April 07, 2011
The day after I arrived in Chicago to cover the mayoral debate, an Appeals Court removed frontrunner Rahm Emanuel’s name from the ballot. The decision, which reversed findings by the Chicago Elections Board and a Circuit Court judge, ignored more than 150 years of Illinois election law in denying that Emanuel met the residence requirements for a mayoral candidate. Not surprisingly, the ruling drew outrage.
I’ve Sheen Enough
March 02, 2011
As an experiment, two mornings in a row this week, I got up early, turned on the television in my apartment, and flipped through every news show on air. (Well, every show except one; I couldn’t bring myself to watch “Fox & Friends” lest I bump into Sarah Palin.) Almost every channel was covering Charlie Sheen. Each show was either interviewing Sheen, or talking to someone who had recently interviewed Sheen, or discussing Sheen with a medical or Hollywood expert.
January 24, 2011

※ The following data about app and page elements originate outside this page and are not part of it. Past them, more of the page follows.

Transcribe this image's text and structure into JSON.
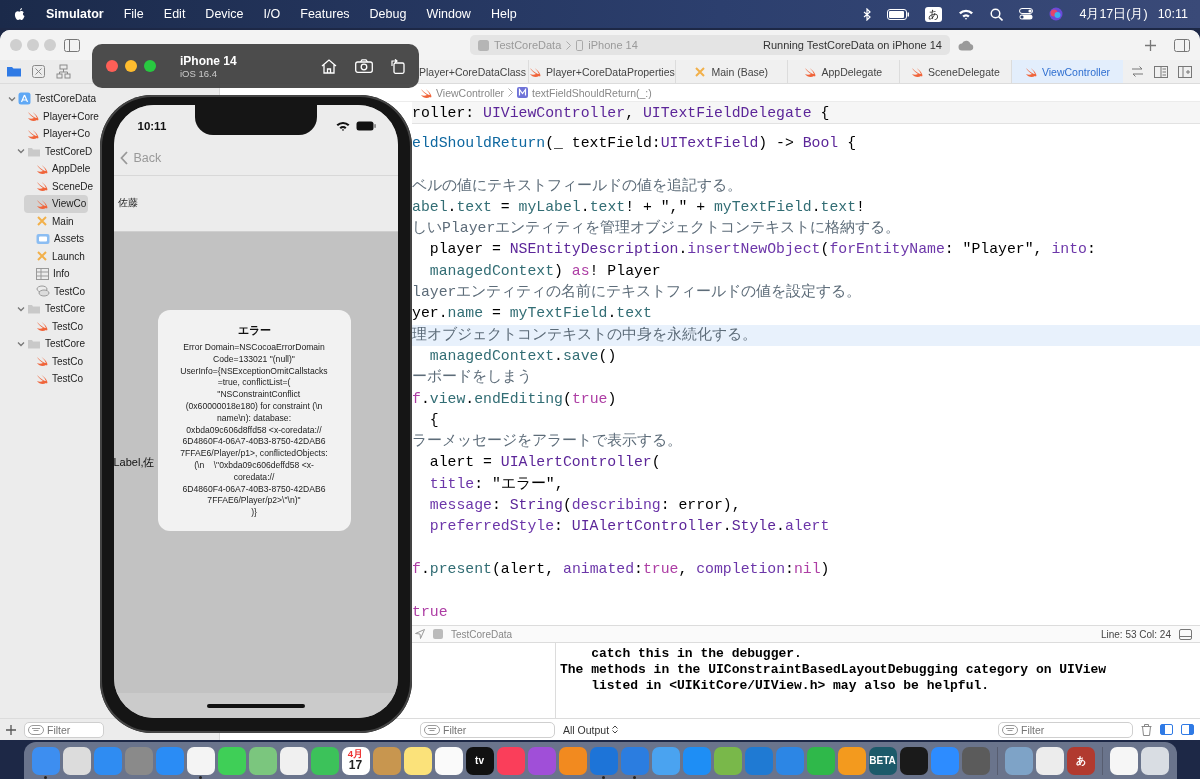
{
  "menu_bar": {
    "app": "Simulator",
    "items": [
      "File",
      "Edit",
      "Device",
      "I/O",
      "Features",
      "Debug",
      "Window",
      "Help"
    ],
    "input_source": "あ",
    "date": "4月17日(月)",
    "time": "10:11"
  },
  "xcode": {
    "activity": {
      "scheme": "TestCoreData",
      "device": "iPhone 14",
      "status": "Running TestCoreData on iPhone 14"
    },
    "navigator_tabs": [
      {
        "selected": true
      },
      {
        "selected": false
      },
      {
        "selected": false
      }
    ],
    "tree": [
      {
        "label": "TestCoreData",
        "kind": "project",
        "expanded": true,
        "selected": false,
        "children": [
          {
            "label": "Player+Core",
            "kind": "swift",
            "selected": false
          },
          {
            "label": "Player+Co",
            "kind": "swift",
            "selected": false
          },
          {
            "label": "TestCoreD",
            "kind": "folder",
            "expanded": true,
            "selected": false,
            "children": [
              {
                "label": "AppDele",
                "kind": "swift",
                "selected": false
              },
              {
                "label": "SceneDe",
                "kind": "swift",
                "selected": false
              },
              {
                "label": "ViewCo",
                "kind": "swift",
                "selected": true
              },
              {
                "label": "Main",
                "kind": "storyboard",
                "selected": false
              },
              {
                "label": "Assets",
                "kind": "assets",
                "selected": false
              },
              {
                "label": "Launch",
                "kind": "storyboard",
                "selected": false
              },
              {
                "label": "Info",
                "kind": "plist",
                "selected": false
              },
              {
                "label": "TestCo",
                "kind": "datamodel",
                "selected": false
              }
            ]
          },
          {
            "label": "TestCore",
            "kind": "folder",
            "expanded": true,
            "selected": false,
            "children": [
              {
                "label": "TestCo",
                "kind": "swift",
                "selected": false
              }
            ]
          },
          {
            "label": "TestCore",
            "kind": "folder",
            "expanded": true,
            "selected": false,
            "children": [
              {
                "label": "TestCo",
                "kind": "swift",
                "selected": false
              },
              {
                "label": "TestCo",
                "kind": "swift",
                "selected": false
              }
            ]
          }
        ]
      }
    ],
    "navigator_filter": {
      "placeholder": "Filter"
    },
    "tabs": [
      {
        "label": "Player+CoreDataClass",
        "selected": false
      },
      {
        "label": "Player+CoreDataProperties",
        "kind": "swift",
        "selected": false
      },
      {
        "label": "Main (Base)",
        "kind": "storyboard",
        "selected": false
      },
      {
        "label": "AppDelegate",
        "kind": "swift",
        "selected": false
      },
      {
        "label": "SceneDelegate",
        "kind": "swift",
        "selected": false
      },
      {
        "label": "ViewController",
        "kind": "swift",
        "selected": true
      }
    ],
    "breadcrumb": [
      {
        "label": "ViewController",
        "kind": "swift"
      },
      {
        "label": "textFieldShouldReturn(_:)",
        "kind": "method"
      }
    ],
    "sticky_header": [
      {
        "text": "roller: ",
        "kind": "plain"
      },
      {
        "text": "UIViewController",
        "kind": "type"
      },
      {
        "text": ", ",
        "kind": "plain"
      },
      {
        "text": "UITextFieldDelegate",
        "kind": "type"
      },
      {
        "text": " {",
        "kind": "plain"
      }
    ],
    "code_lines": [
      {
        "kind": "code",
        "highlighted": false,
        "tokens": [
          {
            "text": "eldShouldReturn",
            "kind": "decl"
          },
          {
            "text": "(_ textField:",
            "kind": "plain"
          },
          {
            "text": "UITextField",
            "kind": "type"
          },
          {
            "text": ") -> ",
            "kind": "plain"
          },
          {
            "text": "Bool",
            "kind": "type"
          },
          {
            "text": " {",
            "kind": "plain"
          }
        ]
      },
      {
        "kind": "blank",
        "highlighted": false
      },
      {
        "kind": "comment",
        "highlighted": false,
        "text": "ベルの値にテキストフィールドの値を追記する。"
      },
      {
        "kind": "code",
        "highlighted": false,
        "tokens": [
          {
            "text": "abel",
            "kind": "member"
          },
          {
            "text": ".",
            "kind": "plain"
          },
          {
            "text": "text",
            "kind": "member"
          },
          {
            "text": " = ",
            "kind": "plain"
          },
          {
            "text": "myLabel",
            "kind": "member"
          },
          {
            "text": ".",
            "kind": "plain"
          },
          {
            "text": "text",
            "kind": "member"
          },
          {
            "text": "! + \",\" + ",
            "kind": "plain"
          },
          {
            "text": "myTextField",
            "kind": "member"
          },
          {
            "text": ".",
            "kind": "plain"
          },
          {
            "text": "text",
            "kind": "member"
          },
          {
            "text": "!",
            "kind": "plain"
          }
        ]
      },
      {
        "kind": "comment",
        "highlighted": false,
        "text": "しいPlayerエンティティを管理オブジェクトコンテキストに格納する。"
      },
      {
        "kind": "code",
        "highlighted": false,
        "tokens": [
          {
            "text": "  player = ",
            "kind": "plain"
          },
          {
            "text": "NSEntityDescription",
            "kind": "type"
          },
          {
            "text": ".",
            "kind": "plain"
          },
          {
            "text": "insertNewObject",
            "kind": "api"
          },
          {
            "text": "(",
            "kind": "plain"
          },
          {
            "text": "forEntityName",
            "kind": "api"
          },
          {
            "text": ": \"Player\", ",
            "kind": "plain"
          },
          {
            "text": "into",
            "kind": "api"
          },
          {
            "text": ":",
            "kind": "plain"
          }
        ]
      },
      {
        "kind": "code",
        "highlighted": false,
        "tokens": [
          {
            "text": "  managedContext",
            "kind": "member"
          },
          {
            "text": ") ",
            "kind": "plain"
          },
          {
            "text": "as",
            "kind": "keyword"
          },
          {
            "text": "! Player",
            "kind": "plain"
          }
        ]
      },
      {
        "kind": "comment",
        "highlighted": false,
        "text": "layerエンティティの名前にテキストフィールドの値を設定する。"
      },
      {
        "kind": "code",
        "highlighted": false,
        "tokens": [
          {
            "text": "yer.",
            "kind": "plain"
          },
          {
            "text": "name",
            "kind": "member"
          },
          {
            "text": " = ",
            "kind": "plain"
          },
          {
            "text": "myTextField",
            "kind": "member"
          },
          {
            "text": ".",
            "kind": "plain"
          },
          {
            "text": "text",
            "kind": "member"
          }
        ]
      },
      {
        "kind": "comment",
        "highlighted": true,
        "text": "理オブジェクトコンテキストの中身を永続化する。"
      },
      {
        "kind": "code",
        "highlighted": false,
        "tokens": [
          {
            "text": "  managedContext",
            "kind": "member"
          },
          {
            "text": ".",
            "kind": "plain"
          },
          {
            "text": "save",
            "kind": "member"
          },
          {
            "text": "()",
            "kind": "plain"
          }
        ]
      },
      {
        "kind": "comment",
        "highlighted": false,
        "text": "ーボードをしまう"
      },
      {
        "kind": "code",
        "highlighted": false,
        "tokens": [
          {
            "text": "f",
            "kind": "keyword"
          },
          {
            "text": ".",
            "kind": "plain"
          },
          {
            "text": "view",
            "kind": "member"
          },
          {
            "text": ".",
            "kind": "plain"
          },
          {
            "text": "endEditing",
            "kind": "member"
          },
          {
            "text": "(",
            "kind": "plain"
          },
          {
            "text": "true",
            "kind": "keyword"
          },
          {
            "text": ")",
            "kind": "plain"
          }
        ]
      },
      {
        "kind": "code",
        "highlighted": false,
        "tokens": [
          {
            "text": "  {",
            "kind": "plain"
          }
        ]
      },
      {
        "kind": "comment",
        "highlighted": false,
        "text": "ラーメッセージをアラートで表示する。"
      },
      {
        "kind": "code",
        "highlighted": false,
        "tokens": [
          {
            "text": "  alert = ",
            "kind": "plain"
          },
          {
            "text": "UIAlertController",
            "kind": "type"
          },
          {
            "text": "(",
            "kind": "plain"
          }
        ]
      },
      {
        "kind": "code",
        "highlighted": false,
        "tokens": [
          {
            "text": "  title",
            "kind": "api"
          },
          {
            "text": ": \"エラー\",",
            "kind": "plain"
          }
        ]
      },
      {
        "kind": "code",
        "highlighted": false,
        "tokens": [
          {
            "text": "  message",
            "kind": "api"
          },
          {
            "text": ": ",
            "kind": "plain"
          },
          {
            "text": "String",
            "kind": "type"
          },
          {
            "text": "(",
            "kind": "plain"
          },
          {
            "text": "describing",
            "kind": "api"
          },
          {
            "text": ": error),",
            "kind": "plain"
          }
        ]
      },
      {
        "kind": "code",
        "highlighted": false,
        "tokens": [
          {
            "text": "  preferredStyle",
            "kind": "api"
          },
          {
            "text": ": ",
            "kind": "plain"
          },
          {
            "text": "UIAlertController",
            "kind": "type"
          },
          {
            "text": ".",
            "kind": "plain"
          },
          {
            "text": "Style",
            "kind": "type"
          },
          {
            "text": ".",
            "kind": "plain"
          },
          {
            "text": "alert",
            "kind": "api"
          }
        ]
      },
      {
        "kind": "blank",
        "highlighted": false
      },
      {
        "kind": "code",
        "highlighted": false,
        "tokens": [
          {
            "text": "f",
            "kind": "keyword"
          },
          {
            "text": ".",
            "kind": "plain"
          },
          {
            "text": "present",
            "kind": "member"
          },
          {
            "text": "(alert, ",
            "kind": "plain"
          },
          {
            "text": "animated",
            "kind": "api"
          },
          {
            "text": ":",
            "kind": "plain"
          },
          {
            "text": "true",
            "kind": "keyword"
          },
          {
            "text": ", ",
            "kind": "plain"
          },
          {
            "text": "completion",
            "kind": "api"
          },
          {
            "text": ":",
            "kind": "plain"
          },
          {
            "text": "nil",
            "kind": "keyword"
          },
          {
            "text": ")",
            "kind": "plain"
          }
        ]
      },
      {
        "kind": "blank",
        "highlighted": false
      },
      {
        "kind": "code",
        "highlighted": false,
        "tokens": [
          {
            "text": "true",
            "kind": "keyword"
          }
        ]
      }
    ],
    "debug_bar": {
      "target": "TestCoreData",
      "position": "Line: 53  Col: 24"
    },
    "console": {
      "output": "    catch this in the debugger.\nThe methods in the UIConstraintBasedLayoutDebugging category on UIView\n    listed in <UIKitCore/UIView.h> may also be helpful."
    },
    "variables_filter": {
      "placeholder": "Filter"
    },
    "output_menu": "All Output",
    "console_filter": {
      "placeholder": "Filter"
    }
  },
  "simulator": {
    "device": "iPhone 14",
    "os": "iOS 16.4",
    "screen": {
      "time": "10:11",
      "back": "Back",
      "cell": "佐藤",
      "label": "Label,佐",
      "alert": {
        "title": "エラー",
        "message": "Error Domain=NSCocoaErrorDomain\nCode=133021 \"(null)\"\nUserInfo={NSExceptionOmitCallstacks\n=true, conflictList=(\n    \"NSConstraintConflict\n(0x60000018e180) for constraint (\\n\nname\\n): database:\n0xbda09c606d8ffd58 <x-coredata://\n6D4860F4-06A7-40B3-8750-42DAB6\n7FFAE6/Player/p1>, conflictedObjects:\n(\\n    \\\"0xbda09c606deffd58 <x-\ncoredata://\n6D4860F4-06A7-40B3-8750-42DAB6\n7FFAE6/Player/p2>\\\"\\n)\"\n)}"
      }
    }
  },
  "dock": [
    {
      "kind": "app",
      "color": "#3d8ef0",
      "running": true
    },
    {
      "kind": "app",
      "color": "#dcdcdc",
      "running": false
    },
    {
      "kind": "app",
      "color": "#2f8cf2",
      "running": false
    },
    {
      "kind": "app",
      "color": "#8a8a8a",
      "running": false
    },
    {
      "kind": "app",
      "color": "#2a8cf5",
      "running": false
    },
    {
      "kind": "app",
      "color": "#f4f4f4",
      "running": true
    },
    {
      "kind": "app",
      "color": "#3fcf57",
      "running": false
    },
    {
      "kind": "app",
      "color": "#7bc67e",
      "running": false
    },
    {
      "kind": "app",
      "color": "#f0f0f0",
      "running": false
    },
    {
      "kind": "app",
      "color": "#3cc25a",
      "running": false
    },
    {
      "kind": "app",
      "color": "#ffffff",
      "running": false,
      "header": "4月",
      "label": "17"
    },
    {
      "kind": "app",
      "color": "#c8964f",
      "running": false
    },
    {
      "kind": "app",
      "color": "#fbe27a",
      "running": false
    },
    {
      "kind": "app",
      "color": "#fafafa",
      "running": false
    },
    {
      "kind": "app",
      "color": "#111111",
      "running": false,
      "label": "tv"
    },
    {
      "kind": "app",
      "color": "#fa3e5a",
      "running": false
    },
    {
      "kind": "app",
      "color": "#a04fd8",
      "running": false
    },
    {
      "kind": "app",
      "color": "#f28a1f",
      "running": false
    },
    {
      "kind": "app",
      "color": "#1d74d8",
      "running": true
    },
    {
      "kind": "app",
      "color": "#2b7de0",
      "running": true
    },
    {
      "kind": "app",
      "color": "#4aa3f0",
      "running": false
    },
    {
      "kind": "app",
      "color": "#1e8ef5",
      "running": false
    },
    {
      "kind": "app",
      "color": "#79b84a",
      "running": false
    },
    {
      "kind": "app",
      "color": "#1f7ad3",
      "running": false
    },
    {
      "kind": "app",
      "color": "#2c86e5",
      "running": false
    },
    {
      "kind": "app",
      "color": "#2fb84a",
      "running": false
    },
    {
      "kind": "app",
      "color": "#f39a1e",
      "running": false
    },
    {
      "kind": "app",
      "color": "#1c5a6a",
      "running": false,
      "label": "BETA"
    },
    {
      "kind": "app",
      "color": "#1a1a1a",
      "running": false
    },
    {
      "kind": "app",
      "color": "#2d8cff",
      "running": false
    },
    {
      "kind": "app",
      "color": "#5b5b5b",
      "running": false
    },
    {
      "kind": "separator"
    },
    {
      "kind": "app",
      "color": "#7ea3c7",
      "running": false
    },
    {
      "kind": "app",
      "color": "#ececec",
      "running": false
    },
    {
      "kind": "app",
      "color": "#b13a2f",
      "running": false,
      "label": "あ"
    },
    {
      "kind": "separator"
    },
    {
      "kind": "app",
      "color": "#f6f6f6",
      "running": false
    },
    {
      "kind": "app",
      "color": "#d9dde3",
      "running": false
    }
  ]
}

Among the many thoughts I've had about the shooting of those unfortunate people who went to a supermarket on a Saturday morning to meet with their congresswoman, I've been stuck by how hard people have tried to create meaning out of the mayhem. For some observers, things as seemingly insignificant as a birth date—in this case, the birth date of a nine-year-old girl—feel heavy with significance, if only we knew how to interpret them.
The Sexism of 'Morning Joe'
December 13, 2010
One Monday morning in November, according to the admittedly rough transcript provided by the Federal News Service, “Morning Joe,” anchor Joe Scarborough spoke 3,213 words; his co-anchor Mika Brzezinski spoke just 644. Most of her words seemed merely to remind the audience that she was still awake: Yeah. Okay. Yes. No. Maybe. Right. Terrific. Scarborough dominated the meaty segments; Brzezinski piped up mainly during the transitions.
The Second Coming of 1994, by the Numbers
September 07, 2010
National surveys dominated today’s political news, and they made unhappy reading for Democrats. Some of the most interesting findings didn’t get widely reported, however.
Obama And The Lonely Center
September 07, 2010
The most striking theme in today's Washington Post poll is, once again, the extraordinary apathy of the liberal Democratic base. Registered voters basically split on whether they plan to vote for a Republican or a Democrat in the House, with 47% favoring the former and 45% the latter. But among likely voters, the GOP opens up a mammoth 53%-40% advantage. The enthusiasm gap here is a canyon. Here's another interesting finding from the poll, pointing in the same direction.
You Know, Christiane Amanpour Runs a Pretty Good Show
September 01, 2010
As you may recall, ABC's decision to make Christiane Amanpour the host of "This Week" didn't go over so well with a lot of people. Among the criticisms leveled against her: The longtime foreign correspondent lacked a sophisticated grasp of domestic news. This Sunday's broadcast, among others, convinces me (as I always suspected) that they had no idea what they were talking about. It featured a smart, substantive discussion of education reform--of what's been working and what hasn't, and why. It also featured a debate that was sharp, but civil.
The Poetry Of Pete Wehner
August 11, 2010
Readers know that one of my guilty pleasures is a morbid fascination with former Bush administration Minister of Propaganda Pete Wehner. Wehner blogs for Commentary, and his favorite genre of Wehner blog post is the clipped news item portending doom for President Obama and the Democrats, followed by Wehner's cutting remark. Here's an example from today: According to the Associated Press: Victorious Democratic Sen. Michael Bennet of Colorado says he appreciates Barack Obama’s help in his primary fight, but isn’t sure how big a part the president will play in his fall campaign.
Why Dems Are Happy About the Primaries and I'm Not
August 11, 2010
The early spin on last night's primaries is that it was a good night for the Democrats, largely because Republican voters in four states rallied behind candidates who, in the words of Politico, are "tarnished by scandal, gaffes or some other significant vulnerability." And when you think about the likes of Linda McMahon, the World Wrestling tycoon, running for the Senate from Connecticut, the spin makes a lot of sense. This morning McMahon was on "Good Morning America" and host George Stephanopoulos asked her whether she regretted anything she did during her tenure at WWE.
July 28, 2010
One truism of counterinsurgency is that securing and winning over the population are the keys to success. So, what do the people of Afghanistan want? In December, ABC and the BBC conducted nationwide polling and discovered that one-third of Afghans said that poverty and unemployment were the biggest challenges confronting them. Another third named rising insecurity and violence. Meanwhile, relatively few Afghans were preoccupied by those issues that many Americans deem to be Afghanistan’s greatest problems.